The Centre is a regular participant in Oxford Open Doors events due to its Grade II Listed Tudor Cottage and boasts one of the oldest preserved features from the original city wall – a stone arch doorway.
However, despite the intriguing history behind the Centre, it is in desperate need of renovation. The existing buildings are in poor condition and expensive to run. Depending on further social investment, plans are being put in place to turn the Centre into a modern building which will continue to serve both the needs of D/deaf and hard of hearing people alongside those of the local community. The funding from Big Potential Advanced is therefore much-needed.
Big Potential is a Big Lottery Fund grant programme that will deliver approximately £20m of grant funding over three years to eligible voluntary, community and social enterprise (VCSE) organisations with the aim of improving their sustainability, capacity and scale in order that they may deliver greater social impact.
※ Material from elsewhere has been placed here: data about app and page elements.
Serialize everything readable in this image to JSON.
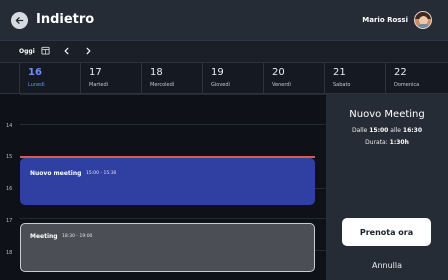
{
  "header": {
    "title": "Indietro",
    "user_name": "Mario Rossi"
  },
  "toolbar": {
    "today_label": "Oggi"
  },
  "days": [
    {
      "num": "16",
      "name": "Lunedì",
      "active": true
    },
    {
      "num": "17",
      "name": "Martedì",
      "active": false
    },
    {
      "num": "18",
      "name": "Mercoledì",
      "active": false
    },
    {
      "num": "19",
      "name": "Giovedì",
      "active": false
    },
    {
      "num": "20",
      "name": "Venerdì",
      "active": false
    },
    {
      "num": "21",
      "name": "Sabato",
      "active": false
    },
    {
      "num": "22",
      "name": "Domenica",
      "active": false
    }
  ],
  "hours": [
    "14",
    "15",
    "16",
    "17",
    "18"
  ],
  "events": {
    "new": {
      "title": "Nuovo meeting",
      "time": "15:00 - 15:30"
    },
    "existing": {
      "title": "Meeting",
      "time": "18:30 - 19:00"
    }
  },
  "side": {
    "title": "Nuovo Meeting",
    "from_label": "Dalle",
    "from_time": "15:00",
    "to_label": "alle",
    "to_time": "16:30",
    "duration_label": "Durata:",
    "duration_value": "1:30h",
    "book_label": "Prenota ora",
    "cancel_label": "Annulla"
  },
  "colors": {
    "accent": "#6f8ff7",
    "event_new": "#2f3fa2",
    "now_line": "#e0555a"
  }
}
The programme has two routes; Breakthrough and Advanced. Big Potential Breakthrough helps VCSE organisations work out how social investment might work for them. Big Potential Advanced helps VCSE organisations with strong proposals apply for investment or challenge for contracts.
Big Potential is administered by Social Investment Business* for the Big Lottery Fund*, in partnership with Locality, Charity Bank, Social Enterprise UK, and the University of Northampton.
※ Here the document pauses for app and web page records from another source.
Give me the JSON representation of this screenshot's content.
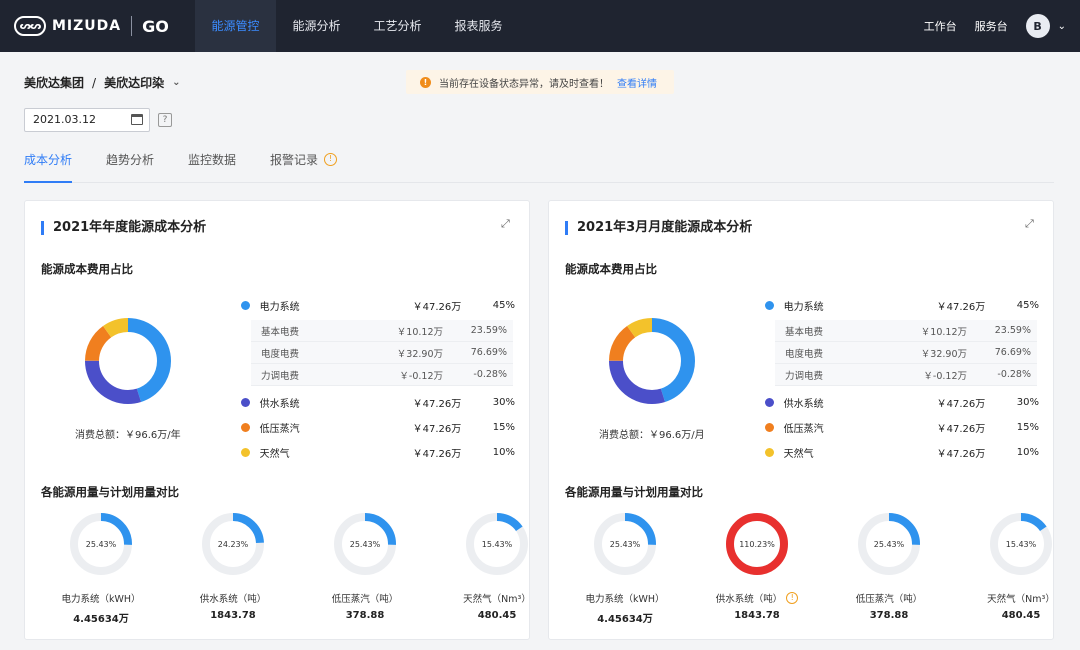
{
  "header": {
    "logo_badge": "ᔕᔕ",
    "logo_text": "MIZUDA",
    "logo_mark": "GO",
    "nav": [
      "能源管控",
      "能源分析",
      "工艺分析",
      "报表服务"
    ],
    "nav_active": 0,
    "workbench": "工作台",
    "service": "服务台",
    "avatar": "B",
    "chevron": "⌄"
  },
  "breadcrumb": {
    "group": "美欣达集团",
    "sep": "/",
    "company": "美欣达印染",
    "dropdown": "⌄"
  },
  "alert": {
    "icon": "!",
    "text": "当前存在设备状态异常，请及时查看！",
    "link": "查看详情"
  },
  "date": {
    "value": "2021.03.12",
    "help": "?"
  },
  "tabs": [
    {
      "label": "成本分析"
    },
    {
      "label": "趋势分析"
    },
    {
      "label": "监控数据"
    },
    {
      "label": "报警记录",
      "warn": "!"
    }
  ],
  "colors": {
    "electric": "#2f93ee",
    "water": "#4b4fc9",
    "steam": "#f07f1f",
    "gas": "#f3c22b",
    "alarm": "#e8302e",
    "track": "#eceef1"
  },
  "panels": [
    {
      "title": "2021年年度能源成本分析",
      "share_title": "能源成本费用占比",
      "total": "消费总额：￥96.6万/年",
      "compare_title": "各能源用量与计划用量对比",
      "legend": [
        {
          "name": "电力系统",
          "value": "￥47.26万",
          "pct": "45%",
          "color": "#2f93ee",
          "sub": [
            {
              "name": "基本电费",
              "value": "￥10.12万",
              "pct": "23.59%"
            },
            {
              "name": "电度电费",
              "value": "￥32.90万",
              "pct": "76.69%"
            },
            {
              "name": "力调电费",
              "value": "￥-0.12万",
              "pct": "-0.28%"
            }
          ]
        },
        {
          "name": "供水系统",
          "value": "￥47.26万",
          "pct": "30%",
          "color": "#4b4fc9"
        },
        {
          "name": "低压蒸汽",
          "value": "￥47.26万",
          "pct": "15%",
          "color": "#f07f1f"
        },
        {
          "name": "天然气",
          "value": "￥47.26万",
          "pct": "10%",
          "color": "#f3c22b"
        }
      ],
      "donut": {
        "electric": 45,
        "water": 30,
        "steam": 15,
        "gas": 10
      },
      "gauges": [
        {
          "pct_label": "25.43%",
          "fraction": 0.2543,
          "label": "电力系统（kWH）",
          "value": "4.45634万",
          "alarm": false
        },
        {
          "pct_label": "24.23%",
          "fraction": 0.2423,
          "label": "供水系统（吨）",
          "value": "1843.78",
          "alarm": false
        },
        {
          "pct_label": "25.43%",
          "fraction": 0.2543,
          "label": "低压蒸汽（吨）",
          "value": "378.88",
          "alarm": false
        },
        {
          "pct_label": "15.43%",
          "fraction": 0.1543,
          "label": "天然气（Nm³）",
          "value": "480.45",
          "alarm": false
        }
      ]
    },
    {
      "title": "2021年3月月度能源成本分析",
      "share_title": "能源成本费用占比",
      "total": "消费总额：￥96.6万/月",
      "compare_title": "各能源用量与计划用量对比",
      "legend": [
        {
          "name": "电力系统",
          "value": "￥47.26万",
          "pct": "45%",
          "color": "#2f93ee",
          "sub": [
            {
              "name": "基本电费",
              "value": "￥10.12万",
              "pct": "23.59%"
            },
            {
              "name": "电度电费",
              "value": "￥32.90万",
              "pct": "76.69%"
            },
            {
              "name": "力调电费",
              "value": "￥-0.12万",
              "pct": "-0.28%"
            }
          ]
        },
        {
          "name": "供水系统",
          "value": "￥47.26万",
          "pct": "30%",
          "color": "#4b4fc9"
        },
        {
          "name": "低压蒸汽",
          "value": "￥47.26万",
          "pct": "15%",
          "color": "#f07f1f"
        },
        {
          "name": "天然气",
          "value": "￥47.26万",
          "pct": "10%",
          "color": "#f3c22b"
        }
      ],
      "donut": {
        "electric": 45,
        "water": 30,
        "steam": 15,
        "gas": 10
      },
      "gauges": [
        {
          "pct_label": "25.43%",
          "fraction": 0.2543,
          "label": "电力系统（kWH）",
          "value": "4.45634万",
          "alarm": false
        },
        {
          "pct_label": "110.23%",
          "fraction": 1.1023,
          "label": "供水系统（吨）",
          "value": "1843.78",
          "alarm": true,
          "warn": "!"
        },
        {
          "pct_label": "25.43%",
          "fraction": 0.2543,
          "label": "低压蒸汽（吨）",
          "value": "378.88",
          "alarm": false
        },
        {
          "pct_label": "15.43%",
          "fraction": 0.1543,
          "label": "天然气（Nm³）",
          "value": "480.45",
          "alarm": false
        }
      ]
    }
  ]
}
Philip Gerrard, CEO of Deaf Direct, commented,
“We are proud of the Centre’s rich history and renovations will make the best of the unique features the buildings have to offer. However, thanks to funding from the Big Potential Advanced Fund, we are hoping to encourage other social lenders to help us bring the Centre into the 21st Century and make it a building which is accessible for all communities in Oxford. We are working with a local firm, Oxford Architects LLP, to make plans which will protect the future of the Centre and the communities it serves.”
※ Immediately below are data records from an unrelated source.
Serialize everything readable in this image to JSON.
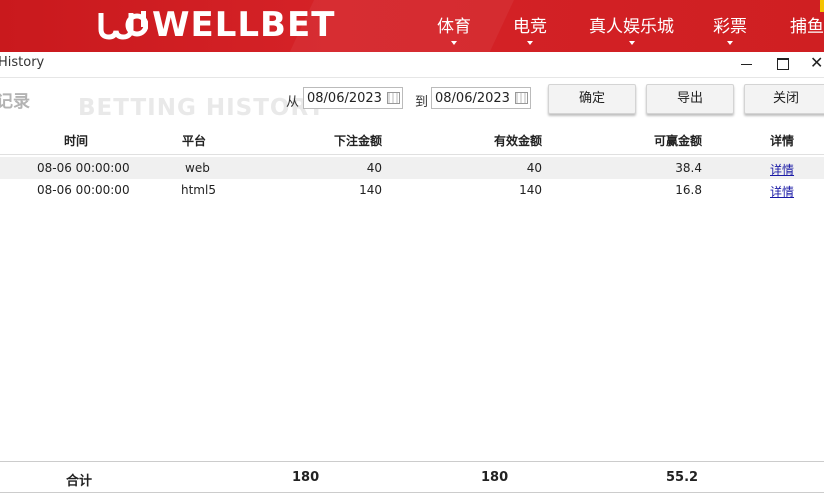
{
  "header": {
    "logo_text": "WELLBET",
    "nav": [
      {
        "label": "体育"
      },
      {
        "label": "电竞"
      },
      {
        "label": "真人娱乐城"
      },
      {
        "label": "彩票"
      },
      {
        "label": "捕鱼"
      }
    ],
    "brand_color": "#d0201f"
  },
  "window": {
    "title": "History"
  },
  "toolbar": {
    "page_title": "记录",
    "watermark": "BETTING HISTORY",
    "from_label": "从",
    "from_date": "08/06/2023",
    "to_label": "到",
    "to_date": "08/06/2023",
    "confirm_label": "确定",
    "export_label": "导出",
    "close_label": "关闭"
  },
  "table": {
    "columns": [
      "时间",
      "平台",
      "下注金额",
      "有效金额",
      "可赢金额",
      "详情"
    ],
    "rows": [
      {
        "time": "08-06 00:00:00",
        "platform": "web",
        "bet": "40",
        "valid": "40",
        "win": "38.4",
        "detail": "详情"
      },
      {
        "time": "08-06 00:00:00",
        "platform": "html5",
        "bet": "140",
        "valid": "140",
        "win": "16.8",
        "detail": "详情"
      }
    ],
    "footer": {
      "label": "合计",
      "bet_total": "180",
      "valid_total": "180",
      "win_total": "55.2"
    }
  }
}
If you are living with hearing loss in Oxfordshire and would like support, please email firstname.lastname@example.org or ring 01905 746 301.
* Big Lottery Fund
The Big Lottery Fund, the largest distributor of National Lottery good cause funding, is responsible for giving out 40% of the money raised for good causes by the National Lottery.
The Fund is committed to bringing real improvements to communities and the lives of people most in need and has been rolling out grants to health, education, environment and charitable causes across the UK. Since its inception in 2004 BIG has awarded close to £6bn.
The Fund was formally established by Parliament on 1 December 2006.
In the year ending 31 March 2013, 28% of total National Lottery revenue was returned to the Good Causes. Since the National Lottery began in 1994, over £30 billion has now been raised and more than 400,000 grants awarded across arts, sport, heritage, charities, health, education and the environment.
Social Investment Business
Social Investment Business provide loans, grants and strategic support to charities and social enterprises to help them change the lives of the people they work with.
They have helped hundreds of organisations become more resilient and sustainable so that they can grow and increase their impact.
They were one of the UK’s first social investors and since 2002 have provided over £380 million of loans and grants to charities and social enterprises.